Hattiesburg, Miss. – Demethius Dixon, also known as Deezy, 29, of Shreveport, Louisiana, was sentenced today by U.S. District Judge Taylor B. McNeel to 120 months in federal prison, followed by 5 years of supervised release, for carrying and using a firearm during a drug trafficking crime, resulting in the firearm being discharged, announced Acting U.S. Attorney Darren LaMarca and Special Agent in Charge Brad Byerley with the Drug Enforcement Administration (DEA). Dixon was also ordered to pay a $1500 fine.
On June 26, 2016, Dixon and his co-defendant, James Windham, met with a third party at a Hattiesburg Mugshots restaurant in order to sell two ounces of marijuana. Dixon was brought along by Windham as an armed enforcer and as backup in case the drug deal turned sour. During the drug transaction, Dixon discharged a firearm multiple times, ultimately resulting in the death of the third party.
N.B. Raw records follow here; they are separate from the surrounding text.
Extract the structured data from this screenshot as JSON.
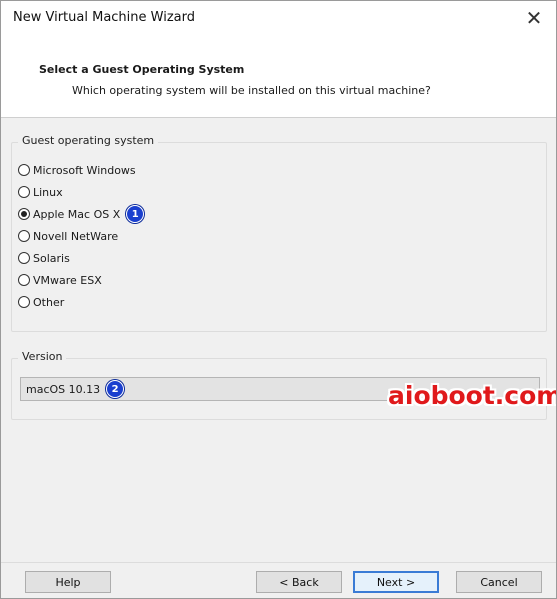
{
  "window": {
    "title": "New Virtual Machine Wizard",
    "close_icon": "close-icon"
  },
  "header": {
    "title": "Select a Guest Operating System",
    "subtitle": "Which operating system will be installed on this virtual machine?"
  },
  "guest_os": {
    "legend": "Guest operating system",
    "options": [
      {
        "label": "Microsoft Windows",
        "selected": false
      },
      {
        "label": "Linux",
        "selected": false
      },
      {
        "label": "Apple Mac OS X",
        "selected": true,
        "step_badge": "1"
      },
      {
        "label": "Novell NetWare",
        "selected": false
      },
      {
        "label": "Solaris",
        "selected": false
      },
      {
        "label": "VMware ESX",
        "selected": false
      },
      {
        "label": "Other",
        "selected": false
      }
    ]
  },
  "version": {
    "legend": "Version",
    "selected_value": "macOS 10.13",
    "step_badge": "2"
  },
  "watermark": "aioboot.com",
  "buttons": {
    "help": "Help",
    "back": "< Back",
    "next": "Next >",
    "cancel": "Cancel"
  },
  "colors": {
    "badge": "#1a3fcf",
    "watermark": "#e0191b",
    "default_button_border": "#3a7bd5"
  }
}
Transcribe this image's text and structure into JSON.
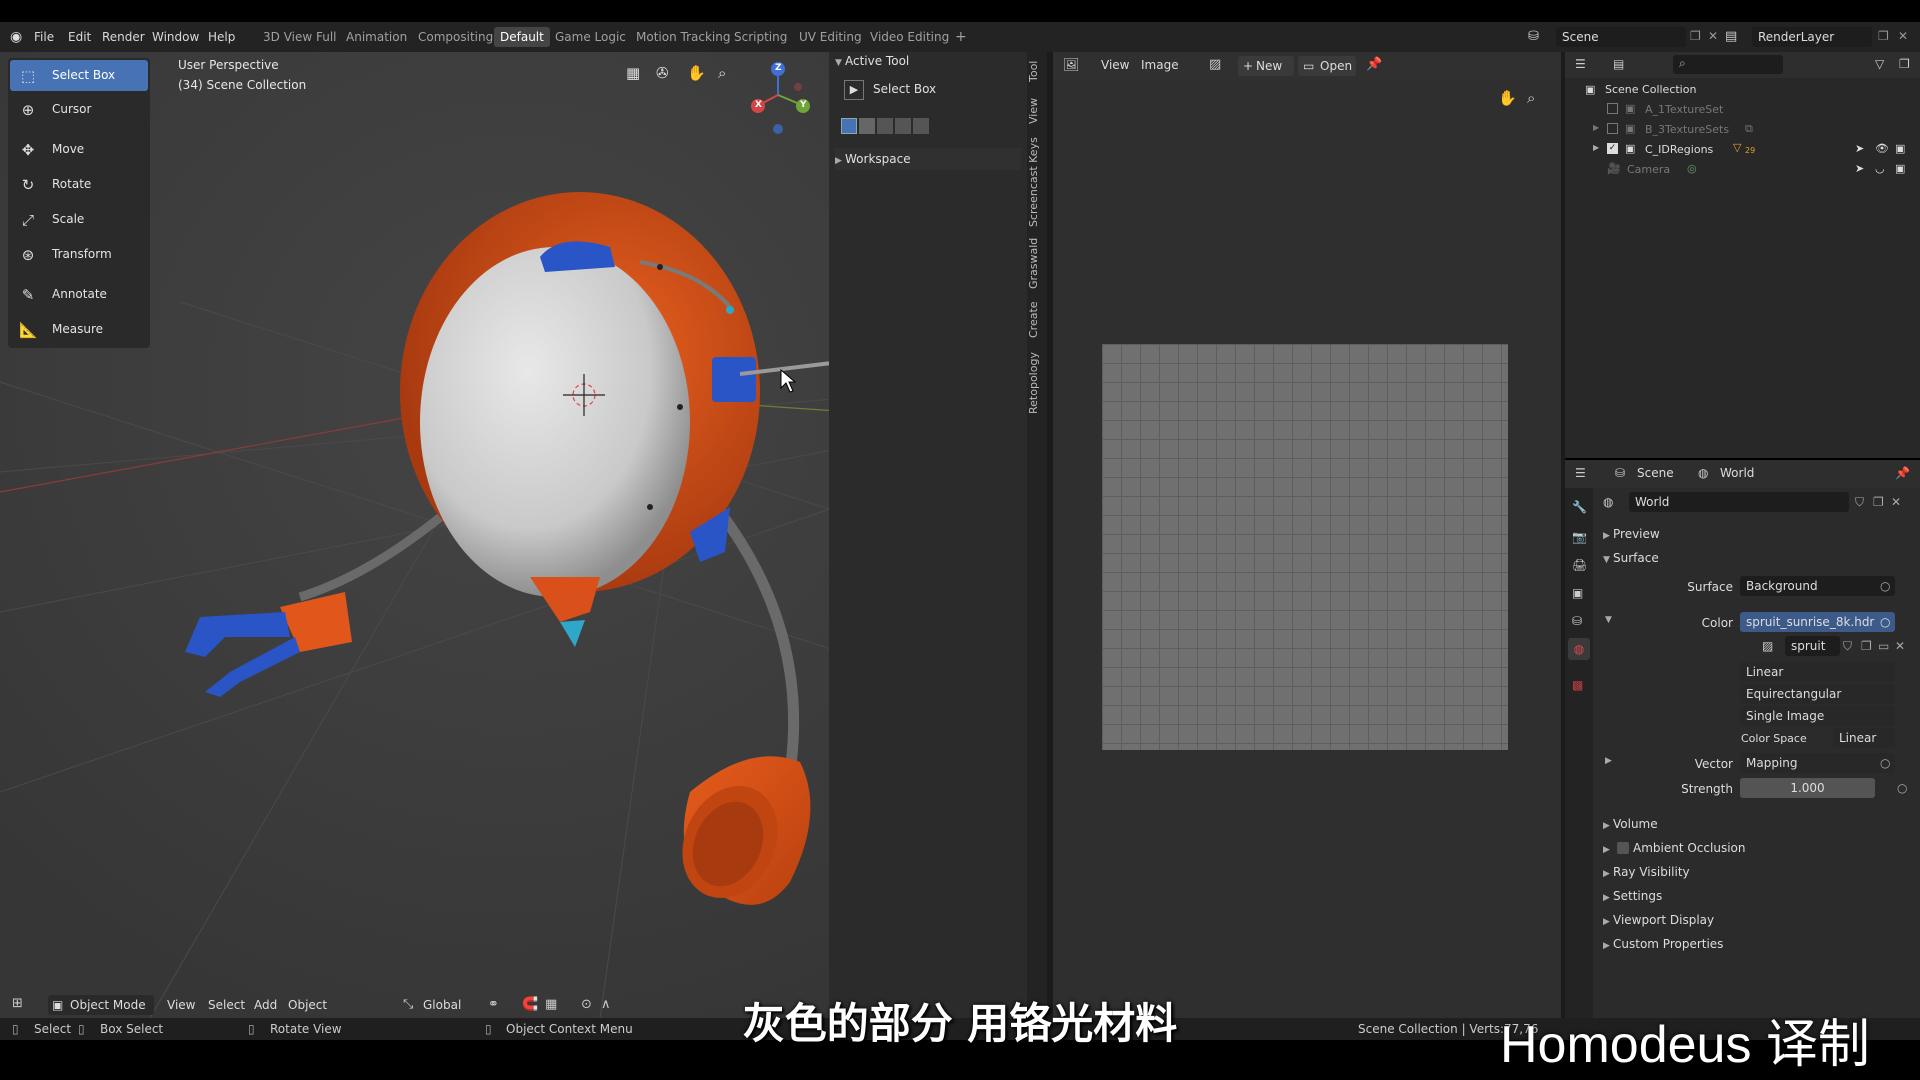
{
  "topbar": {
    "menus": [
      "File",
      "Edit",
      "Render",
      "Window",
      "Help"
    ],
    "workspaces": [
      "3D View Full",
      "Animation",
      "Compositing",
      "Default",
      "Game Logic",
      "Motion Tracking",
      "Scripting",
      "UV Editing",
      "Video Editing"
    ],
    "active_workspace": "Default",
    "add_tab": "+",
    "scene_label": "Scene",
    "render_layer_label": "RenderLayer"
  },
  "viewport": {
    "perspective": "User Perspective",
    "collection": "(34) Scene Collection",
    "axes": {
      "x": "X",
      "y": "Y",
      "z": "Z"
    },
    "tools": [
      "Select Box",
      "Cursor",
      "Move",
      "Rotate",
      "Scale",
      "Transform",
      "Annotate",
      "Measure"
    ],
    "active_tool": "Select Box",
    "header": {
      "mode": "Object Mode",
      "view": "View",
      "select": "Select",
      "add": "Add",
      "object": "Object",
      "orientation": "Global"
    }
  },
  "npanel": {
    "active_tool_title": "Active Tool",
    "select_box": "Select Box",
    "workspace_title": "Workspace",
    "tabs": [
      "Tool",
      "View",
      "Screencast Keys",
      "Graswald",
      "Create",
      "Retopology"
    ]
  },
  "image_editor": {
    "view": "View",
    "image": "Image",
    "new": "New",
    "open": "Open"
  },
  "outliner": {
    "root": "Scene Collection",
    "items": [
      {
        "label": "A_1TextureSet",
        "checked": false,
        "dim": true
      },
      {
        "label": "B_3TextureSets",
        "checked": false,
        "dim": true
      },
      {
        "label": "C_IDRegions",
        "checked": true,
        "dim": false,
        "badge": "29"
      },
      {
        "label": "Camera",
        "checked": null,
        "dim": true
      }
    ]
  },
  "properties": {
    "tab_scene": "Scene",
    "tab_world": "World",
    "world_name": "World",
    "preview": "Preview",
    "surface_section": "Surface",
    "surface_label": "Surface",
    "surface_value": "Background",
    "color_label": "Color",
    "color_value": "spruit_sunrise_8k.hdr",
    "image_short": "spruit",
    "interpolation": "Linear",
    "projection": "Equirectangular",
    "source": "Single Image",
    "color_space_label": "Color Space",
    "color_space_value": "Linear",
    "vector_label": "Vector",
    "vector_value": "Mapping",
    "strength_label": "Strength",
    "strength_value": "1.000",
    "sections": [
      "Volume",
      "Ambient Occlusion",
      "Ray Visibility",
      "Settings",
      "Viewport Display",
      "Custom Properties"
    ]
  },
  "statusbar": {
    "select": "Select",
    "box_select": "Box Select",
    "rotate_view": "Rotate View",
    "context_menu": "Object Context Menu",
    "stats": "Scene Collection | Verts:77,76"
  },
  "overlay": {
    "subtitle": "灰色的部分 用铬光材料",
    "watermark": "Homodeus 译制"
  },
  "colors": {
    "accent": "#4772b3",
    "robot_orange": "#d9501a",
    "robot_blue": "#2a55c7"
  }
}
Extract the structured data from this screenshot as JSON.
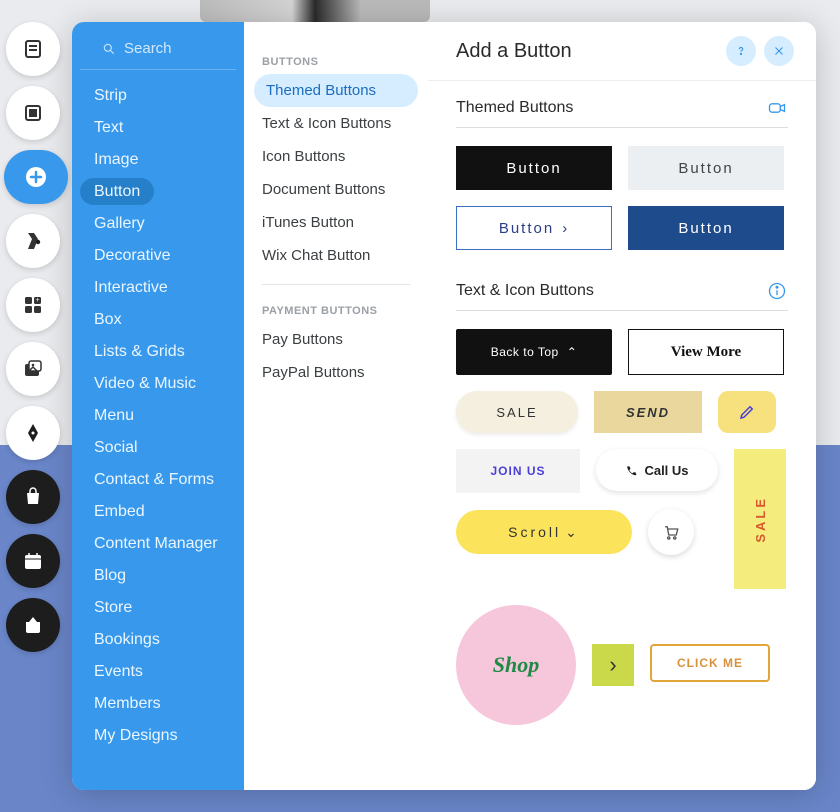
{
  "search": {
    "placeholder": "Search"
  },
  "categories": [
    "Strip",
    "Text",
    "Image",
    "Button",
    "Gallery",
    "Decorative",
    "Interactive",
    "Box",
    "Lists & Grids",
    "Video & Music",
    "Menu",
    "Social",
    "Contact & Forms",
    "Embed",
    "Content Manager",
    "Blog",
    "Store",
    "Bookings",
    "Events",
    "Members",
    "My Designs"
  ],
  "categories_active_index": 3,
  "sub": {
    "groups": [
      {
        "header": "BUTTONS",
        "items": [
          "Themed Buttons",
          "Text & Icon Buttons",
          "Icon Buttons",
          "Document Buttons",
          "iTunes Button",
          "Wix Chat Button"
        ],
        "active_index": 0
      },
      {
        "header": "PAYMENT BUTTONS",
        "items": [
          "Pay Buttons",
          "PayPal Buttons"
        ]
      }
    ]
  },
  "panel": {
    "title": "Add a Button"
  },
  "sections": {
    "themed": {
      "title": "Themed Buttons",
      "buttons": [
        "Button",
        "Button",
        "Button",
        "Button"
      ]
    },
    "text_icon": {
      "title": "Text & Icon Buttons",
      "back_to_top": "Back to Top",
      "view_more": "View More",
      "sale": "SALE",
      "send": "SEND",
      "join_us": "JOIN US",
      "call_us": "Call Us",
      "sale_vertical": "SALE",
      "scroll": "Scroll",
      "shop": "Shop",
      "click_me": "CLICK ME"
    }
  }
}
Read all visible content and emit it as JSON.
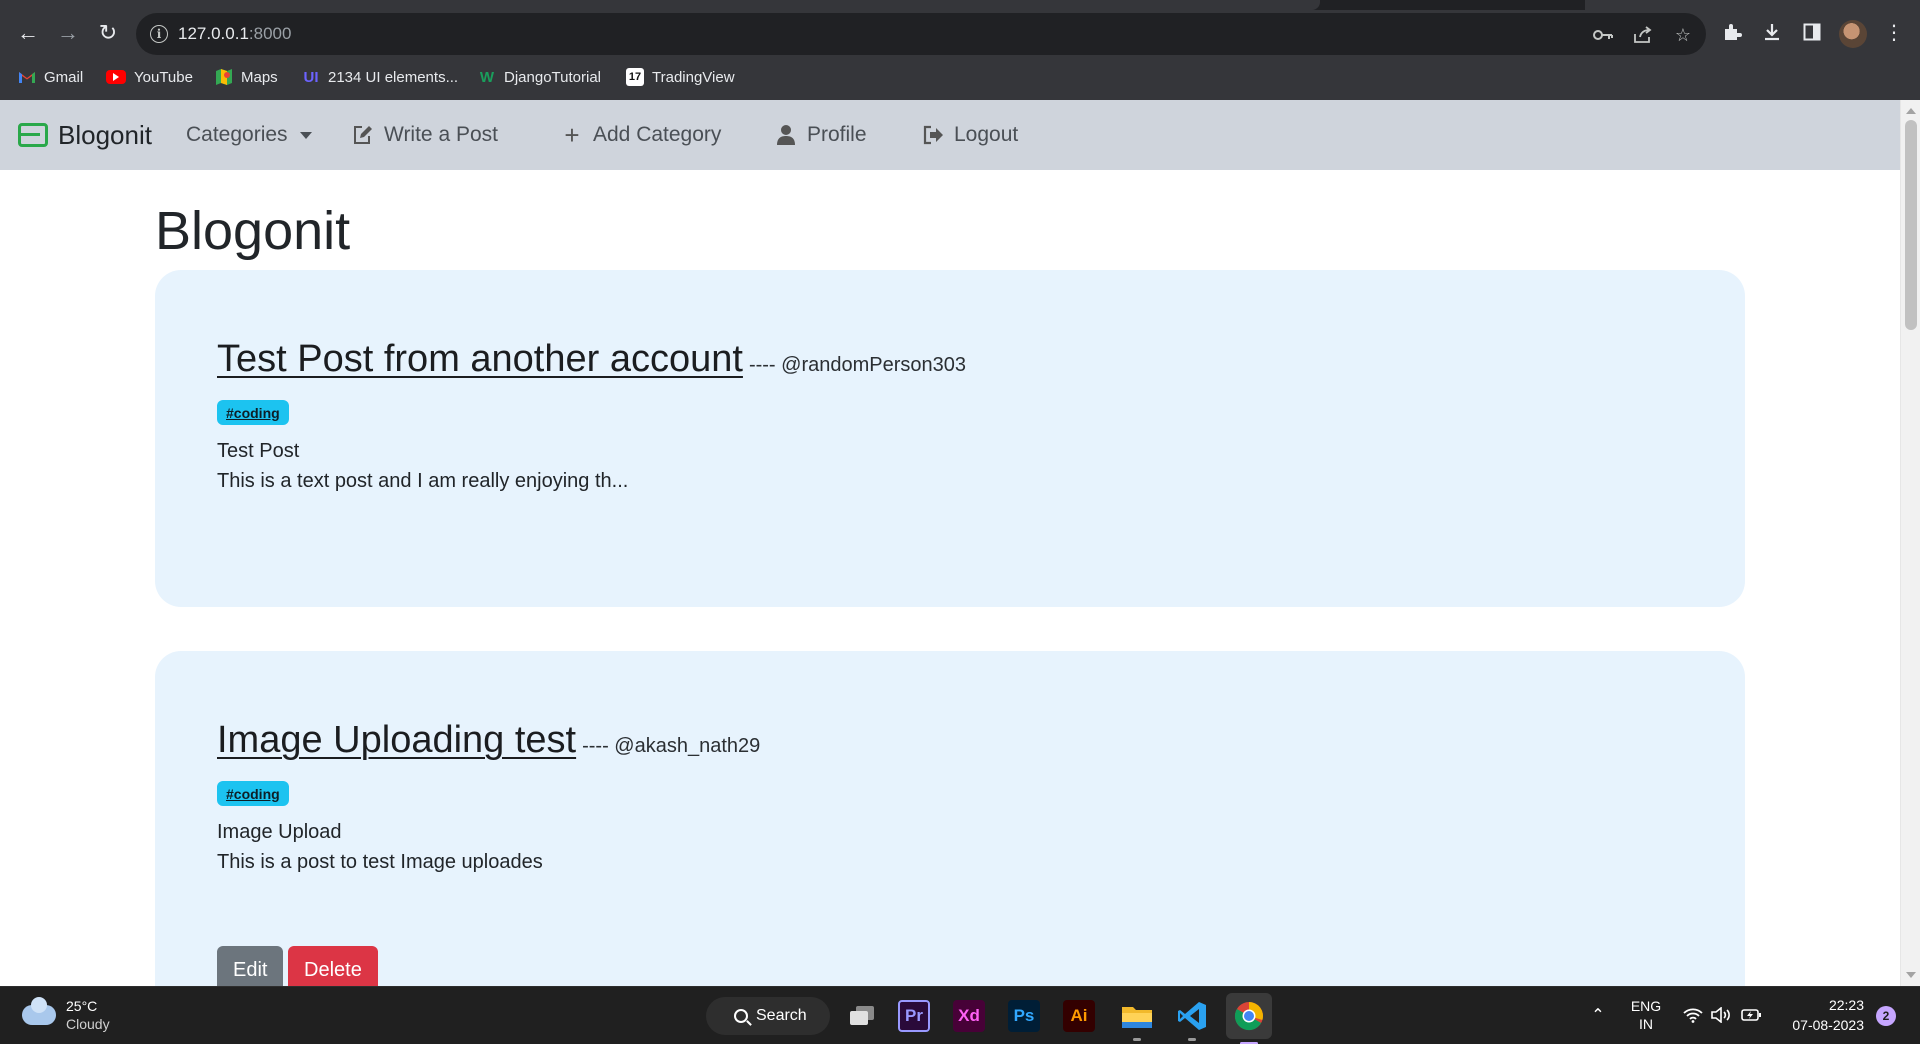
{
  "browser": {
    "url_host": "127.0.0.1",
    "url_port": ":8000",
    "bookmarks": [
      {
        "label": "Gmail",
        "icon": "gmail-icon",
        "color": "#ea4335"
      },
      {
        "label": "YouTube",
        "icon": "youtube-icon",
        "color": "#ff0000"
      },
      {
        "label": "Maps",
        "icon": "maps-icon",
        "color": "#34a853"
      },
      {
        "label": "2134 UI elements...",
        "icon": "ui-elements-icon",
        "color": "#6c5ce7"
      },
      {
        "label": "DjangoTutorial",
        "icon": "django-tutorial-icon",
        "color": "#1a9e5c"
      },
      {
        "label": "TradingView",
        "icon": "tradingview-icon",
        "color": "#ffffff"
      }
    ]
  },
  "site_nav": {
    "brand": "Blogonit",
    "categories": "Categories",
    "write_post": "Write a Post",
    "add_category": "Add Category",
    "profile": "Profile",
    "logout": "Logout"
  },
  "page": {
    "heading": "Blogonit",
    "posts": [
      {
        "title": "Test Post from another account",
        "author": "---- @randomPerson303",
        "tag": "#coding",
        "subtitle": "Test Post",
        "body": "This is a text post and I am really enjoying th..."
      },
      {
        "title": "Image Uploading test",
        "author": "---- @akash_nath29",
        "tag": "#coding",
        "subtitle": "Image Upload",
        "body": "This is a post to test Image uploades",
        "edit_label": "Edit",
        "delete_label": "Delete"
      }
    ]
  },
  "taskbar": {
    "temperature": "25°C",
    "condition": "Cloudy",
    "search_label": "Search",
    "apps": [
      {
        "name": "task-view-icon",
        "label": ""
      },
      {
        "name": "premiere-pro-icon",
        "label": "Pr",
        "color": "#9999ff",
        "bg": "#2a0a3a"
      },
      {
        "name": "adobe-xd-icon",
        "label": "Xd",
        "color": "#ff61f6",
        "bg": "#470137"
      },
      {
        "name": "photoshop-icon",
        "label": "Ps",
        "color": "#31a8ff",
        "bg": "#001e36"
      },
      {
        "name": "illustrator-icon",
        "label": "Ai",
        "color": "#ff9a00",
        "bg": "#330000"
      },
      {
        "name": "file-explorer-icon",
        "label": ""
      },
      {
        "name": "vscode-icon",
        "label": ""
      },
      {
        "name": "chrome-icon",
        "label": ""
      }
    ],
    "language": "ENG",
    "region": "IN",
    "time": "22:23",
    "date": "07-08-2023",
    "notification_count": "2"
  }
}
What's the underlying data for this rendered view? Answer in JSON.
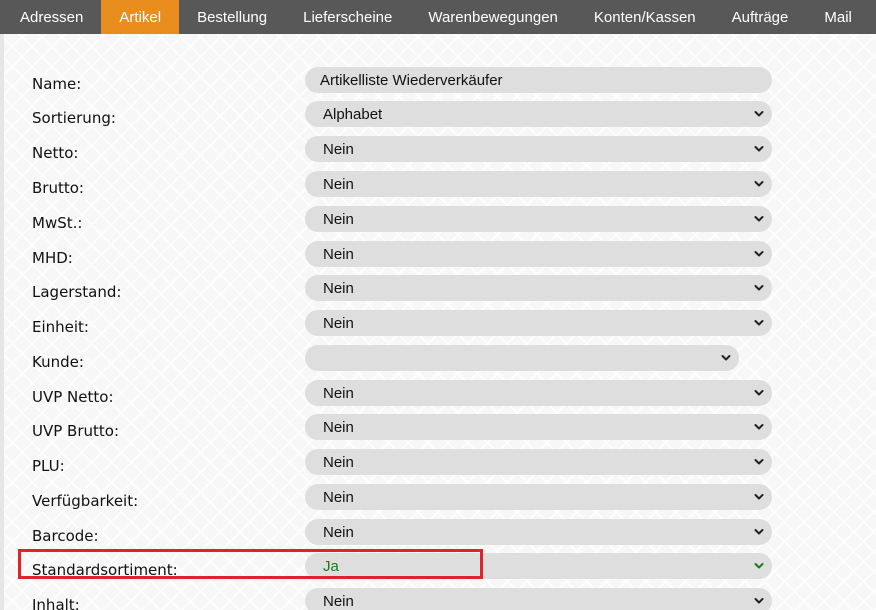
{
  "nav": {
    "items": [
      {
        "label": "Adressen"
      },
      {
        "label": "Artikel"
      },
      {
        "label": "Bestellung"
      },
      {
        "label": "Lieferscheine"
      },
      {
        "label": "Warenbewegungen"
      },
      {
        "label": "Konten/Kassen"
      },
      {
        "label": "Aufträge"
      },
      {
        "label": "Mail"
      }
    ],
    "active_index": 1
  },
  "colors": {
    "nav_bg": "#585858",
    "nav_active": "#e98e1e",
    "field_bg": "#dedede",
    "highlight": "#e0222a",
    "value_green": "#1a7a1a"
  },
  "form": {
    "fields": [
      {
        "label": "Name:",
        "type": "input",
        "value": "Artikelliste Wiederverkäufer"
      },
      {
        "label": "Sortierung:",
        "type": "select",
        "value": "Alphabet"
      },
      {
        "label": "Netto:",
        "type": "select",
        "value": "Nein"
      },
      {
        "label": "Brutto:",
        "type": "select",
        "value": "Nein"
      },
      {
        "label": "MwSt.:",
        "type": "select",
        "value": "Nein"
      },
      {
        "label": "MHD:",
        "type": "select",
        "value": "Nein"
      },
      {
        "label": "Lagerstand:",
        "type": "select",
        "value": "Nein"
      },
      {
        "label": "Einheit:",
        "type": "select",
        "value": "Nein"
      },
      {
        "label": "Kunde:",
        "type": "select",
        "value": ""
      },
      {
        "label": "UVP Netto:",
        "type": "select",
        "value": "Nein"
      },
      {
        "label": "UVP Brutto:",
        "type": "select",
        "value": "Nein"
      },
      {
        "label": "PLU:",
        "type": "select",
        "value": "Nein"
      },
      {
        "label": "Verfügbarkeit:",
        "type": "select",
        "value": "Nein"
      },
      {
        "label": "Barcode:",
        "type": "select",
        "value": "Nein"
      },
      {
        "label": "Standardsortiment:",
        "type": "select",
        "value": "Ja",
        "highlighted": true
      },
      {
        "label": "Inhalt:",
        "type": "select",
        "value": "Nein"
      }
    ]
  },
  "icons": {
    "select_arrow": "chevron-down-icon"
  }
}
Following the shooting, Dixon and Windham fled from the scene, at which time they discarded the marijuana and all firearms associated with the shooting. Due to the diligent police work of Hattiesburg Police Department, the marijuana and firearms were all recovered shortly after the shooting.
Dixon and Windham were originally indicted for this offense on June 25, 2019. Both defendants pled guilty on September 24, 2020.
Acting United States Attorney Darren LaMarca commented, “The United States Attorney’s Office will prosecute these violent criminals with the full arsenal of federal laws it has at its disposal. Guns and illegal drug distribution are a deadly combination. I want to thank the DEA, the Hattiesburg Police Department and the Office of District Attorney Hal Kittrell for their unwavering commitment and assistance in this investigation and prosecution.”
“Nothing is more important than keeping our communities safe. DEA and our local law enforcement partners will continue to utilize our combined resources to target individuals trafficking drugs and guns, threating the safety of our citizens in Mississippi and beyond, committing heinous violent acts. This sentence should send a strong, unified message that this violent criminal activity will not be tolerated in our communities, and that those accused of committing these offenses will be brought to justice,” stated DEA Assistant Special Agent in Charge Kevin Gaddy.
This case is part of Project EJECT, an initiative by the U.S. Attorney’s Office for the Southern District of Mississippi under the U.S. Department of Justice’s Project Safe Neighborhoods (PSN) and Project Guardian. EJECT is a holistic, multi-disciplinary approach to fighting and reducing violent crime through prosecution, prevention, re-entry and awareness. EJECT stands for “Empower Justice Expel Crime Together.” PSN is bringing together all levels of law enforcement and the communities they serve to reduce violent crime and make our neighborhoods safer for everyone. Project Guardian draws upon the Department’s past successful programs to reduce gun violence; enhances coordination of federal, state, local, and tribal authorities in investigating and prosecuting gun crimes; improves information-sharing by the Bureau of Alcohol, Tobacco, Firearms and Explosives when a prohibited individual attempts to purchase a firearm and is denied by the National Instant Criminal Background Check System (NICS), to include taking appropriate actions when a prospective purchaser is denied by the NICS for mental health reasons; and ensures that federal resources are directed at the criminals posing the greatest threat to our communities.
The Drug Enforcement Administration and the Hattiesburg Police Department investigated the case. District Attorney Hal Kittrell and the 15th Circuit District Attorney’s Office were instrumental in guiding early investigative steps in the matter and involving federal partners. The case was prosecuted by Assistant United States Attorney Andrew W. Eichner.